● BRIEF: A full, exact copy of the records below is the required answer.

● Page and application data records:
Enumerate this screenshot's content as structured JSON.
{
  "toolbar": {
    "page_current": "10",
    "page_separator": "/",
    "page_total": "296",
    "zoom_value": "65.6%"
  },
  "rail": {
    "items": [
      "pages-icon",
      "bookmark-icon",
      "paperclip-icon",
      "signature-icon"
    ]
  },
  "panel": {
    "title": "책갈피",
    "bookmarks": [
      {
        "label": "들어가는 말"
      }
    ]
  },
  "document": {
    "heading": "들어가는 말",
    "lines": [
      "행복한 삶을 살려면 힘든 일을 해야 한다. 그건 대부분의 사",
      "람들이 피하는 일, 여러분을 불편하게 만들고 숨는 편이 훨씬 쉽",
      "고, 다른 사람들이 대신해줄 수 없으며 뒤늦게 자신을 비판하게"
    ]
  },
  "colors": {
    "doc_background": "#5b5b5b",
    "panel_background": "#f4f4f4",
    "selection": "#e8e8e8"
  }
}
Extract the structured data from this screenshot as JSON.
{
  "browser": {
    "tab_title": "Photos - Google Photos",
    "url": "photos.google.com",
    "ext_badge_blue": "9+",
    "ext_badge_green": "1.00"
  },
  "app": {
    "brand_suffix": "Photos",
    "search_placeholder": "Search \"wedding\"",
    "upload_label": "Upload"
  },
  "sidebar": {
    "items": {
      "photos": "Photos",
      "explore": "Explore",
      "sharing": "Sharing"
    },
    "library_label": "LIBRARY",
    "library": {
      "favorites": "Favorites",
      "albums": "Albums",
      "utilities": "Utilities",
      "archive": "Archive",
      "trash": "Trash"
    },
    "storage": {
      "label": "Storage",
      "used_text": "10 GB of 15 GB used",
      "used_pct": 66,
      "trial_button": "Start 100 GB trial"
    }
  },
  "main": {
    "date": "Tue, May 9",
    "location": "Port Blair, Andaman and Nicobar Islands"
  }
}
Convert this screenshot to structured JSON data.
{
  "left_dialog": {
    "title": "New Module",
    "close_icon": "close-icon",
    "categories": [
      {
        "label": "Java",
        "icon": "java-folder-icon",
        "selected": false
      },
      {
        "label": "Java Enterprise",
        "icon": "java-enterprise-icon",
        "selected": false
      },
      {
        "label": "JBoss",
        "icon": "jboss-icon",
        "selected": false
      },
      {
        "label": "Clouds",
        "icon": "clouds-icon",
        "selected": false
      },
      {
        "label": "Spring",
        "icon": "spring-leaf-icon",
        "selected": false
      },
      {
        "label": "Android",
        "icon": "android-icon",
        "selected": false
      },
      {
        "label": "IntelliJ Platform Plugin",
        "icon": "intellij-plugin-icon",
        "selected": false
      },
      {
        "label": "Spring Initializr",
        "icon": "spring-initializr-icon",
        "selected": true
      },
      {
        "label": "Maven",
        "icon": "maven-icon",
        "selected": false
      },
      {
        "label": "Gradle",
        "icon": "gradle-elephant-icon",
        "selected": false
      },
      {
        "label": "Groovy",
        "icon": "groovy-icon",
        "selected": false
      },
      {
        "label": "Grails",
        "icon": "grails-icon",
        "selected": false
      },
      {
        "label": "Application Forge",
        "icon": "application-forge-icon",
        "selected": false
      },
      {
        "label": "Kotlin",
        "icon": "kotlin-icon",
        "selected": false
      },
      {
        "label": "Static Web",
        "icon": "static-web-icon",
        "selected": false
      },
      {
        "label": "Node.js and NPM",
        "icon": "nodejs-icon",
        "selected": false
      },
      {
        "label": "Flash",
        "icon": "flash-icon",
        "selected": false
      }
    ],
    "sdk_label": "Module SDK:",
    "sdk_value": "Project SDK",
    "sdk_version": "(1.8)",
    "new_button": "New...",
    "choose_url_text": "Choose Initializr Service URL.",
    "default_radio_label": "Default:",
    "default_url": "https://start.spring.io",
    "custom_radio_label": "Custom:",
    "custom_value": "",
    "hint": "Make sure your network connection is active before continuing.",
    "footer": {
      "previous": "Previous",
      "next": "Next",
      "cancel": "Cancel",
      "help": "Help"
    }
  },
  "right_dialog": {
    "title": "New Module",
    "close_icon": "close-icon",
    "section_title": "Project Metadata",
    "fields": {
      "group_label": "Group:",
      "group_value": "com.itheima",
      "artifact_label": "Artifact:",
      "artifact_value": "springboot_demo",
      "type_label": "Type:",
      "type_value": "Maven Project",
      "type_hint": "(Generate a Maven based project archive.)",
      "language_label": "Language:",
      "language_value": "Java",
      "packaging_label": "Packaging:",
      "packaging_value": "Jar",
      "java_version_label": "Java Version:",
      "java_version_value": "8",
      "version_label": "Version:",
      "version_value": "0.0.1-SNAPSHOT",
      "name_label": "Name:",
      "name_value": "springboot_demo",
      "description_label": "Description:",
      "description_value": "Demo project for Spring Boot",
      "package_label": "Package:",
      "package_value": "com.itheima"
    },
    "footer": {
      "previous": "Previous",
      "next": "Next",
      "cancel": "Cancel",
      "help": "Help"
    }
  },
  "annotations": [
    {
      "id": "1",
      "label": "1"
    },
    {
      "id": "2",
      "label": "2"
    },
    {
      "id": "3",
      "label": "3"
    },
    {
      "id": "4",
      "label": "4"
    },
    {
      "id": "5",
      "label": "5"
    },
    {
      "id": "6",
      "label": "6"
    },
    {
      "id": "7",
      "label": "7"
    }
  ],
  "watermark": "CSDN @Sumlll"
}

● SOLUTION TO THIS TASK:
Enumerate this screenshot's content as structured JSON.
{
  "toolbar": {
    "page_current": "10",
    "page_separator": "/",
    "page_total": "296",
    "zoom_value": "65.6%"
  },
  "rail": {
    "items": [
      "pages-icon",
      "bookmark-icon",
      "paperclip-icon",
      "signature-icon"
    ]
  },
  "panel": {
    "title": "책갈피",
    "bookmarks": [
      {
        "label": "들어가는 말"
      }
    ]
  },
  "document": {
    "heading": "들어가는 말",
    "lines": [
      "행복한 삶을 살려면 힘든 일을 해야 한다. 그건 대부분의 사",
      "람들이 피하는 일, 여러분을 불편하게 만들고 숨는 편이 훨씬 쉽",
      "고, 다른 사람들이 대신해줄 수 없으며 뒤늦게 자신을 비판하게"
    ]
  },
  "colors": {
    "doc_background": "#5b5b5b",
    "panel_background": "#f4f4f4",
    "selection": "#e8e8e8"
  }
}
Extract the structured data from this screenshot as JSON.
{
  "browser": {
    "tab_title": "Photos - Google Photos",
    "url": "photos.google.com",
    "ext_badge_blue": "9+",
    "ext_badge_green": "1.00"
  },
  "app": {
    "brand_suffix": "Photos",
    "search_placeholder": "Search \"wedding\"",
    "upload_label": "Upload"
  },
  "sidebar": {
    "items": {
      "photos": "Photos",
      "explore": "Explore",
      "sharing": "Sharing"
    },
    "library_label": "LIBRARY",
    "library": {
      "favorites": "Favorites",
      "albums": "Albums",
      "utilities": "Utilities",
      "archive": "Archive",
      "trash": "Trash"
    },
    "storage": {
      "label": "Storage",
      "used_text": "10 GB of 15 GB used",
      "used_pct": 66,
      "trial_button": "Start 100 GB trial"
    }
  },
  "main": {
    "date": "Tue, May 9",
    "location": "Port Blair, Andaman and Nicobar Islands"
  }
}
Convert this screenshot to structured JSON data.
{
  "left_dialog": {
    "title": "New Module",
    "close_icon": "close-icon",
    "categories": [
      {
        "label": "Java",
        "icon": "java-folder-icon",
        "selected": false
      },
      {
        "label": "Java Enterprise",
        "icon": "java-enterprise-icon",
        "selected": false
      },
      {
        "label": "JBoss",
        "icon": "jboss-icon",
        "selected": false
      },
      {
        "label": "Clouds",
        "icon": "clouds-icon",
        "selected": false
      },
      {
        "label": "Spring",
        "icon": "spring-leaf-icon",
        "selected": false
      },
      {
        "label": "Android",
        "icon": "android-icon",
        "selected": false
      },
      {
        "label": "IntelliJ Platform Plugin",
        "icon": "intellij-plugin-icon",
        "selected": false
      },
      {
        "label": "Spring Initializr",
        "icon": "spring-initializr-icon",
        "selected": true
      },
      {
        "label": "Maven",
        "icon": "maven-icon",
        "selected": false
      },
      {
        "label": "Gradle",
        "icon": "gradle-elephant-icon",
        "selected": false
      },
      {
        "label": "Groovy",
        "icon": "groovy-icon",
        "selected": false
      },
      {
        "label": "Grails",
        "icon": "grails-icon",
        "selected": false
      },
      {
        "label": "Application Forge",
        "icon": "application-forge-icon",
        "selected": false
      },
      {
        "label": "Kotlin",
        "icon": "kotlin-icon",
        "selected": false
      },
      {
        "label": "Static Web",
        "icon": "static-web-icon",
        "selected": false
      },
      {
        "label": "Node.js and NPM",
        "icon": "nodejs-icon",
        "selected": false
      },
      {
        "label": "Flash",
        "icon": "flash-icon",
        "selected": false
      }
    ],
    "sdk_label": "Module SDK:",
    "sdk_value": "Project SDK",
    "sdk_version": "(1.8)",
    "new_button": "New...",
    "choose_url_text": "Choose Initializr Service URL.",
    "default_radio_label": "Default:",
    "default_url": "https://start.spring.io",
    "custom_radio_label": "Custom:",
    "custom_value": "",
    "hint": "Make sure your network connection is active before continuing.",
    "footer": {
      "previous": "Previous",
      "next": "Next",
      "cancel": "Cancel",
      "help": "Help"
    }
  },
  "right_dialog": {
    "title": "New Module",
    "close_icon": "close-icon",
    "section_title": "Project Metadata",
    "fields": {
      "group_label": "Group:",
      "group_value": "com.itheima",
      "artifact_label": "Artifact:",
      "artifact_value": "springboot_demo",
      "type_label": "Type:",
      "type_value": "Maven Project",
      "type_hint": "(Generate a Maven based project archive.)",
      "language_label": "Language:",
      "language_value": "Java",
      "packaging_label": "Packaging:",
      "packaging_value": "Jar",
      "java_version_label": "Java Version:",
      "java_version_value": "8",
      "version_label": "Version:",
      "version_value": "0.0.1-SNAPSHOT",
      "name_label": "Name:",
      "name_value": "springboot_demo",
      "description_label": "Description:",
      "description_value": "Demo project for Spring Boot",
      "package_label": "Package:",
      "package_value": "com.itheima"
    },
    "footer": {
      "previous": "Previous",
      "next": "Next",
      "cancel": "Cancel",
      "help": "Help"
    }
  },
  "annotations": [
    {
      "id": "1",
      "label": "1"
    },
    {
      "id": "2",
      "label": "2"
    },
    {
      "id": "3",
      "label": "3"
    },
    {
      "id": "4",
      "label": "4"
    },
    {
      "id": "5",
      "label": "5"
    },
    {
      "id": "6",
      "label": "6"
    },
    {
      "id": "7",
      "label": "7"
    }
  ],
  "watermark": "CSDN @Sumlll"
}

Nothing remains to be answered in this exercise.